Data provided:
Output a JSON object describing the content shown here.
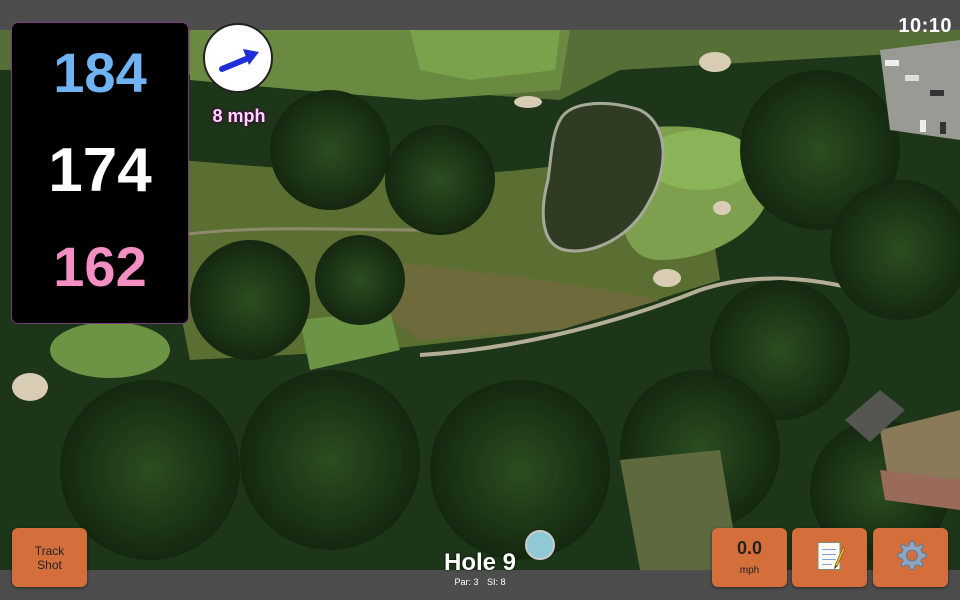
{
  "status": {
    "time": "10:10"
  },
  "distances": {
    "back": "184",
    "middle": "174",
    "front": "162",
    "colors": {
      "back": "#6fb3f2",
      "middle": "#ffffff",
      "front": "#f48fc4"
    }
  },
  "wind": {
    "speed_label": "8 mph",
    "icon": "wind-direction-arrow-icon"
  },
  "buttons": {
    "track_shot_line1": "Track",
    "track_shot_line2": "Shot",
    "swing_speed_value": "0.0",
    "swing_speed_unit": "mph",
    "notes_icon": "notepad-icon",
    "settings_icon": "gear-icon"
  },
  "hole": {
    "title": "Hole 9",
    "par_label": "Par: 3",
    "si_label": "SI: 8"
  },
  "theme": {
    "button_color": "#d46f3c",
    "bar_color": "#4d4d4d"
  }
}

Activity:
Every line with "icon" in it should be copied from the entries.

Final answer:
    "icon": "wind-direction-arrow-icon"
    "notes_icon": "notepad-icon",
    "settings_icon": "gear-icon"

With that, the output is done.